1st Edition

Citizenship in a Globalised World

By Christine Hobden Copyright 2021
    178 Pages
    by Routledge

    178 Pages
    by Routledge

    What does it mean to be a citizen of a democracy today? This book challenges us to re- evaluate and ultimately reorient our state- based conception of democratic citizenship in order to meaningfully account for the context in which it is lived: a globalised, deeply interconnected, and deeply unjust world.

    Hobden argues for a new conception of citizenship that is state- based, but globally oriented. The book presents a new account of collective responsibility that includes responsibility for a wider range of collective outcomes.

    Drawing upon this account, Hobden argues that citizens can be held collectively morally responsible for the acts of their state, both domestically and internationally.

    The book explores how this conception of citizenship, with its attendant collective responsibility, can speak to citizens of today: those experiencing the costs of inequality and oppression; those living under semi- and newly democratic regimes; and those living as non- citizen residents. It encourages

    an active citizenship and presents innovative channels of participation, with discussions on civic education in the media and political consumerism.
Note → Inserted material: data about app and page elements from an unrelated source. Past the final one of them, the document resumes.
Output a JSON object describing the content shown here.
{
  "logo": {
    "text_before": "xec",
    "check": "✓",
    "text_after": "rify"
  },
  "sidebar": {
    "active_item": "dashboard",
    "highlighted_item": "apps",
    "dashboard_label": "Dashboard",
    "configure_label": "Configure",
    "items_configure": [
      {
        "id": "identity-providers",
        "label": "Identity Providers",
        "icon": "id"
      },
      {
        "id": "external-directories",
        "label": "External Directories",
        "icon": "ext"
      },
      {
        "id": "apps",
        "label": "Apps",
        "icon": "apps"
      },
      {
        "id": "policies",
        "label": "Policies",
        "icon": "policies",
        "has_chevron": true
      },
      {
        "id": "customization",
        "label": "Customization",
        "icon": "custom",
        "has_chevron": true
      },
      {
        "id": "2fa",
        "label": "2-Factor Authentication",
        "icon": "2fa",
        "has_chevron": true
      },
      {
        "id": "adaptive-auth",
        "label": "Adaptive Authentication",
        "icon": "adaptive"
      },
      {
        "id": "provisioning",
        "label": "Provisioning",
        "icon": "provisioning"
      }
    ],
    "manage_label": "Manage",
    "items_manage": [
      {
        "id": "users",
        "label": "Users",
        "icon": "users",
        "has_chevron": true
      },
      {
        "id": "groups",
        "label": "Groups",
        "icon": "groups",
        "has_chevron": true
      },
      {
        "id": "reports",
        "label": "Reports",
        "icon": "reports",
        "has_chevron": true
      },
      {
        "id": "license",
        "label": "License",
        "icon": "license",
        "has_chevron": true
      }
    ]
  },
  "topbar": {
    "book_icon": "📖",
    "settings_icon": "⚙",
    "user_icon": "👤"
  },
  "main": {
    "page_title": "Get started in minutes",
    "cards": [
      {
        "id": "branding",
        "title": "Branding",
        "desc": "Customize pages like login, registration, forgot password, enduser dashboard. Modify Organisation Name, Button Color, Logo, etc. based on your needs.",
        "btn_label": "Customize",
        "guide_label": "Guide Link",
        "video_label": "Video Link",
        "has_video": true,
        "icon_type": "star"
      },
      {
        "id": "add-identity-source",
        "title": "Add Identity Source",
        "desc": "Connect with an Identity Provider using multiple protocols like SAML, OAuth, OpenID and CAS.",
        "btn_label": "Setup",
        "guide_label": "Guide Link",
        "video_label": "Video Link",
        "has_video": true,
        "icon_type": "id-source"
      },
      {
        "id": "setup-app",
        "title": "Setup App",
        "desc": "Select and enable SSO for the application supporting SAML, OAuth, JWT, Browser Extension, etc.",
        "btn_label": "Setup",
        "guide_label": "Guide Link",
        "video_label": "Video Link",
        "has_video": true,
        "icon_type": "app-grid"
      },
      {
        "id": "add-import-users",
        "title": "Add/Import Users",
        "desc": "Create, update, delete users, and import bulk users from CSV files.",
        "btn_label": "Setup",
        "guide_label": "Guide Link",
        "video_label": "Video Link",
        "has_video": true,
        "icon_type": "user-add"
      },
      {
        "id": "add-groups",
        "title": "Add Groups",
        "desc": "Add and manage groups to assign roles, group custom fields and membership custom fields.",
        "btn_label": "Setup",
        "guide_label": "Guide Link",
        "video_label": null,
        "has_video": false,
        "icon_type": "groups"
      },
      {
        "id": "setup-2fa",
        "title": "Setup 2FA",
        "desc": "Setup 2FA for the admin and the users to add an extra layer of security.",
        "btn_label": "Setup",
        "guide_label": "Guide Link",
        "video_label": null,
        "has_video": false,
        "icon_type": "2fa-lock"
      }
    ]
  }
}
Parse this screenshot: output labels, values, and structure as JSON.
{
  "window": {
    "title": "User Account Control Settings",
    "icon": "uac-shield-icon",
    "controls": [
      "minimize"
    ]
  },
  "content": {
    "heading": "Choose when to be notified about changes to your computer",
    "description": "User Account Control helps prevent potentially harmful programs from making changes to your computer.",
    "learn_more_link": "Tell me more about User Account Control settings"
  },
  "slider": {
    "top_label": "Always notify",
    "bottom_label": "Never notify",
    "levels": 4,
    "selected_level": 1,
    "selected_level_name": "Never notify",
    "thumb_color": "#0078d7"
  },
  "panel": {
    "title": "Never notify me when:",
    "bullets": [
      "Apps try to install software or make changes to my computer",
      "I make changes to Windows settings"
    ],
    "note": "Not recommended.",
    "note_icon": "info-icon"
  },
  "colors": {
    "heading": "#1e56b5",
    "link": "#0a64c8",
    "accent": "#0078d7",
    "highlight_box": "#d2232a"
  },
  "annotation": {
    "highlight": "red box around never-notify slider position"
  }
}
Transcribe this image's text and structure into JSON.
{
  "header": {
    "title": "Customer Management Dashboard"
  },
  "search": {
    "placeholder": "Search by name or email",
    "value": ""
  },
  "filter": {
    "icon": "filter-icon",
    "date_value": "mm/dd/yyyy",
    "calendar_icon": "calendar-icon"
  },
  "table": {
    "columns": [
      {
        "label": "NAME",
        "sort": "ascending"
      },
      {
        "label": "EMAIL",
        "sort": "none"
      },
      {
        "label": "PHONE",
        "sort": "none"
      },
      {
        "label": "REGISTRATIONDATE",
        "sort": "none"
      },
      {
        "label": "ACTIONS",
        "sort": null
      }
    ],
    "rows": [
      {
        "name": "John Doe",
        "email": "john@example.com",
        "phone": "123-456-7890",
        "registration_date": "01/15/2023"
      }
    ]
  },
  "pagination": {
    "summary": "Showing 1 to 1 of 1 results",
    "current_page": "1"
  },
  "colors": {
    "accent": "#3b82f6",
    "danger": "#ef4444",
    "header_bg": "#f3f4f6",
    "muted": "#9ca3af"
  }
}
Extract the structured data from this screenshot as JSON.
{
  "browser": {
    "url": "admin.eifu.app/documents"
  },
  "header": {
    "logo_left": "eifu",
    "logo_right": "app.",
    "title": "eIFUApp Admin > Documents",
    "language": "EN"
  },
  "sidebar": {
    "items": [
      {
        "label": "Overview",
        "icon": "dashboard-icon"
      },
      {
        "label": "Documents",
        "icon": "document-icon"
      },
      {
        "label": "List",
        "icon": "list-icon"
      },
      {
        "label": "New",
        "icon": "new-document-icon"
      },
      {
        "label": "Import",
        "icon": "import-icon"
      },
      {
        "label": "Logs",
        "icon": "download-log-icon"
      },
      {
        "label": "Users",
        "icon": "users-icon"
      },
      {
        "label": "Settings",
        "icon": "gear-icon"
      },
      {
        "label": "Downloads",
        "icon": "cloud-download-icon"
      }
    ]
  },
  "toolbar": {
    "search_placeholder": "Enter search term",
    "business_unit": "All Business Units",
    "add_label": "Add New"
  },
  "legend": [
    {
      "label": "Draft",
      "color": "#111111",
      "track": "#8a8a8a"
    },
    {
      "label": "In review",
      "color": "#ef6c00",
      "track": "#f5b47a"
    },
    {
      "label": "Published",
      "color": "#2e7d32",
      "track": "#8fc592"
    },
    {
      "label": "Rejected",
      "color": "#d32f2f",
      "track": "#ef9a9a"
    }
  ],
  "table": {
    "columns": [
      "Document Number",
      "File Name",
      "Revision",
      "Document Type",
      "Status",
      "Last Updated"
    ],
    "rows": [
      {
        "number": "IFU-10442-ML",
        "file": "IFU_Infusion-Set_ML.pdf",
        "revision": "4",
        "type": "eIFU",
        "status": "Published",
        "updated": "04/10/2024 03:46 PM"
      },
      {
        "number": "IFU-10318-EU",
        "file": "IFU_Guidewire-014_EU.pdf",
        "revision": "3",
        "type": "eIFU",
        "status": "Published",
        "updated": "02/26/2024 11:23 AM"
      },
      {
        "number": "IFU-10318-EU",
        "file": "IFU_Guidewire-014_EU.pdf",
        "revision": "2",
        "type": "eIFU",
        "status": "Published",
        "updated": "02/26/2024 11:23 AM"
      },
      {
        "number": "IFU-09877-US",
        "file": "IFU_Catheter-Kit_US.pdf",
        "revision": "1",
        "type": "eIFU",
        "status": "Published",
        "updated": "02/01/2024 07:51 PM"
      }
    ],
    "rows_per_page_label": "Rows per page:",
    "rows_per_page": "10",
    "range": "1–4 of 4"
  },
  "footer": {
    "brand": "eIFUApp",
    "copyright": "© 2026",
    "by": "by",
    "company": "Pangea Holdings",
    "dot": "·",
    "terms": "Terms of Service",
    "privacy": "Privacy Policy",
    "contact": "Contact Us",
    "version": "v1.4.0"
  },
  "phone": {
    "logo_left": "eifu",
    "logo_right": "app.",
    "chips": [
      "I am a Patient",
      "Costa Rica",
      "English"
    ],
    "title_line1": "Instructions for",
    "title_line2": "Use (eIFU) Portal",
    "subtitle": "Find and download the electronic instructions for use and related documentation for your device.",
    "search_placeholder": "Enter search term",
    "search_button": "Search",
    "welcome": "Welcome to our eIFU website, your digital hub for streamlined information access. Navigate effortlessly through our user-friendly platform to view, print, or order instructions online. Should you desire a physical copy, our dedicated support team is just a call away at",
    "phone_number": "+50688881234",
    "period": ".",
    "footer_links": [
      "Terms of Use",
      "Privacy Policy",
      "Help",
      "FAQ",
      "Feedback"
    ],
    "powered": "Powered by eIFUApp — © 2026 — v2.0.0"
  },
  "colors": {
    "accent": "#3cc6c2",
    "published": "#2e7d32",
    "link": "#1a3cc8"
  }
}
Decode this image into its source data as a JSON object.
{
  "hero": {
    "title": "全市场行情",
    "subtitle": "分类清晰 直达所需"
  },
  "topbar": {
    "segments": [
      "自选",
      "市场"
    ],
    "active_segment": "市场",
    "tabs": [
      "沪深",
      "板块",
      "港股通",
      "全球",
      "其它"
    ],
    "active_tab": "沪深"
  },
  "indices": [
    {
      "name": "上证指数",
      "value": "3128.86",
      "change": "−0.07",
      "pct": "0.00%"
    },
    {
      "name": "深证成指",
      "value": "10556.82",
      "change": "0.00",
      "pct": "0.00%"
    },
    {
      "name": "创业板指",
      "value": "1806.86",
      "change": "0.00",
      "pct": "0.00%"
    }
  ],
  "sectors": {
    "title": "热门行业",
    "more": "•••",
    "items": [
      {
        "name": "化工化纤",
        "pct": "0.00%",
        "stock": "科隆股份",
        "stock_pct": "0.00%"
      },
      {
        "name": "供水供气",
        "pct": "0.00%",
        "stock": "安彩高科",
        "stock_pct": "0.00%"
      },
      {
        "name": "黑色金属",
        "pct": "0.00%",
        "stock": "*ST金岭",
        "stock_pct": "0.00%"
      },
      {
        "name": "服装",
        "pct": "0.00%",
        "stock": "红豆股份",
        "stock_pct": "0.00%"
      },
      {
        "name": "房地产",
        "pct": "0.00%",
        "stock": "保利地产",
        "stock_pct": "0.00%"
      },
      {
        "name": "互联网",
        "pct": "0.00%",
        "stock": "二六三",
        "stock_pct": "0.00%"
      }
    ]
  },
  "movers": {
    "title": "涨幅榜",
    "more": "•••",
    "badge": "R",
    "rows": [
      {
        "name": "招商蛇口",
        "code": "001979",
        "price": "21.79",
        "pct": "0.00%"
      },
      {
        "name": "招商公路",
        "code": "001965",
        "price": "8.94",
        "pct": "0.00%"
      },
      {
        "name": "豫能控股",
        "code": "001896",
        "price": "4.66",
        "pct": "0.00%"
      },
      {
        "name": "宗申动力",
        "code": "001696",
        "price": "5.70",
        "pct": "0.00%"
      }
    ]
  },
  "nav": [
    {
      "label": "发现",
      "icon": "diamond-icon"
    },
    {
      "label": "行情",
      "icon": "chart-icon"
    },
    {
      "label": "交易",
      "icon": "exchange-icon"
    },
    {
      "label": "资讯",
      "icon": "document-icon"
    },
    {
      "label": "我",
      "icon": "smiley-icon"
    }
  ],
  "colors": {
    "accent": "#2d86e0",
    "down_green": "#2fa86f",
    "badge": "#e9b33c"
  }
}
    Offering a new lens on citizenship in a global context, this book will be of great interest to scholars and students of political theory, global justice, citizenship, democratic theory, and collective responsibility.

    Part I. The Concepts: States, Citizens, and Global Injustice

    Chapter 1. Introduction

    Chapter 2. The State and Justice, Globally

    Chapter 3. Citizenship: A Conception

    Part II. Collective Moral Responsibility for Citizens

    Chapter 4. Collective Moral Responsibility: The Collective Outcome Account

    Chapter 5. Closing the Gap: Responsible Collectives

    Chapter 6. Citizens’ Individual Obligations

    Part III. Responsibility Enacted

    Chapter 7. Facing up to Complexity

    Chapter 8. Citizens in a Globalised World

    Chapter 9. Conclusion


    Christine Hobden is a Senior Lecturer in Philosophy at the University of Fort Hare, East London, South Africa and an Iso Lomso Fellow at the Stellenbosch Institute of Advanced Study. From May 2021, she will be a Senior Lecturer in Ethics and Public Governance at the Wits School of Governance. She is a political theorist whose research focuses on citizenship, international justice, and collective responsibility.